Nevada Clark County District Court Judge Elizabeth Gonzalez has set a December 12 hearing on whether to permit the Massachusetts Gaming Commission (MGC) to release its report on what Wynn Resorts execs knew about Steve Wynn’s sexual harassment allegations when the company was being vetted for its Massachusetts casino license.
On Monday, Gonzalez granted Steve’s request for a temporary restraining order against the report’s release, based on his claim that Wynn improperly shared documents with the MGC that Steve argues are protected by attorney-client privilege.
On Wednesday, the Boston Herald reported that documents filed with the Nevada court last week quote Steve saying he recalls “talking with certain [Wynn] individuals about these issues to ensure that the company’s interests were protected.” The statement was made to Wynn investigators as part of an internal probe into the allegations, the findings of which have yet to be made public.

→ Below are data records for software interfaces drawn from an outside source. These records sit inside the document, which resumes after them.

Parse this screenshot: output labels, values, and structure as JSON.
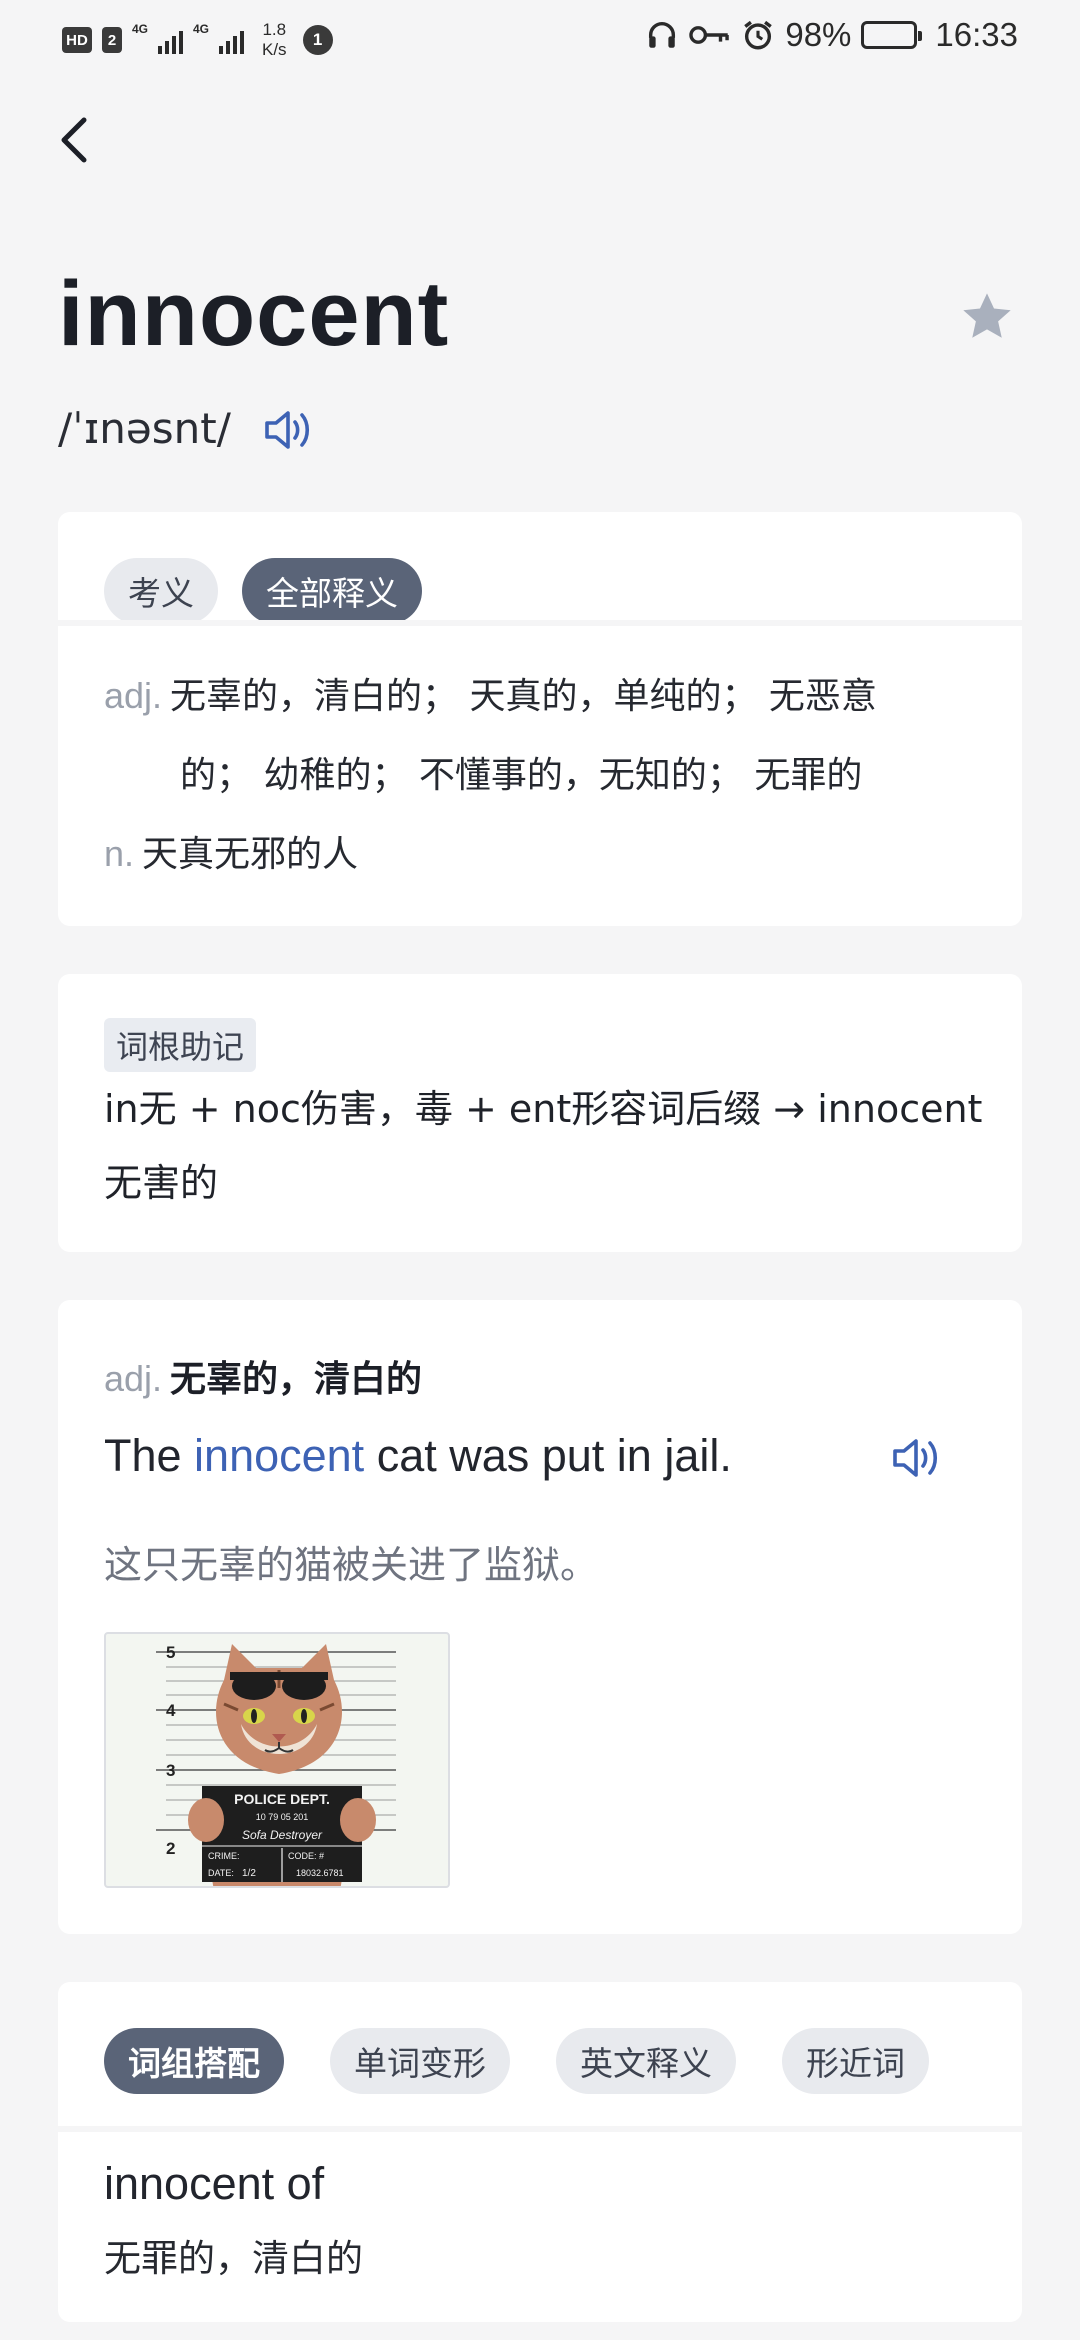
{
  "status_bar": {
    "hd1": "HD",
    "hd2": "2",
    "net1": "4G",
    "net2": "4G",
    "speed_value": "1.8",
    "speed_unit": "K/s",
    "circle_badge": "1",
    "battery": "98%",
    "time": "16:33"
  },
  "word": {
    "headword": "innocent",
    "phonetic": "/ˈɪnəsnt/"
  },
  "definitions": {
    "tabs": [
      "考义",
      "全部释义"
    ],
    "active_tab": 1,
    "adj_pos": "adj.",
    "adj_line1": "无辜的，清白的；  天真的，单纯的；  无恶意",
    "adj_line2": "的；  幼稚的；  不懂事的，无知的；  无罪的",
    "n_pos": "n.",
    "n_line": "天真无邪的人"
  },
  "mnemonic": {
    "tag": "词根助记",
    "line1": "in无 + noc伤害，毒 + ent形容词后缀 → innocent",
    "line2": "无害的"
  },
  "example": {
    "pos": "adj.",
    "meaning": "无辜的，清白的",
    "sentence_before": "The ",
    "sentence_highlight": "innocent",
    "sentence_after": " cat was put in jail.",
    "translation": "这只无辜的猫被关进了监狱。",
    "image": {
      "height_marks": [
        "5",
        "4",
        "3",
        "2"
      ],
      "board_title": "POLICE DEPT.",
      "board_numbers": "10  79  05  201",
      "board_name": "Sofa Destroyer",
      "crime_label": "CRIME:",
      "code_label": "CODE: #",
      "date_label": "DATE:",
      "date_value": "1/2",
      "code_value": "18032.6781"
    }
  },
  "phrases": {
    "tabs": [
      "词组搭配",
      "单词变形",
      "英文释义",
      "形近词"
    ],
    "active_tab": 0,
    "phrase": "innocent of",
    "phrase_meaning": "无罪的，清白的"
  },
  "colors": {
    "accent_blue": "#3d62b4",
    "pill_active": "#5a6478",
    "star_gray": "#a9b0bd"
  }
}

Steve said the individuals with whom he discussed the allegations included two former Wynn directors, John Moran and “possibly” Linda Chen. Both execs stepped down from Wynn’s board in 2012 – one year before the company’s Massachusetts suitability hearing. Chen currently serves as chief operating officer of Wynn’s casino operations in Macau.
The incident that Steve claims to have discussed with these execs involved allegations made by a former Wynn Las Vegas manicurist, who received a $7.5m financial settlement in 2005. The MGC suspects this settlement was purposely hidden by Wynn execs when the company was undergoing suitability vetting.
In January, the director of the MGC’s Investigation and Enforcement Bureau said that no Wynn official mentioned the settlement during the suitability process and that it appeared that “steps were taken to keep [evidence of this settlement] from the public domain.”
The court documents also include a statement by Steve to his former company acknowledging that he had “multiple consensual relationships during my tenure” at the company but he denies having any relationship that was “not consensual.”
Should the MGC report indicate that Wynn execs willingly misled regulators, the company’s ability to operate its in-development $2.4b Encore Boston Harbor project could be in jeopardy. The project is scheduled to open next summer.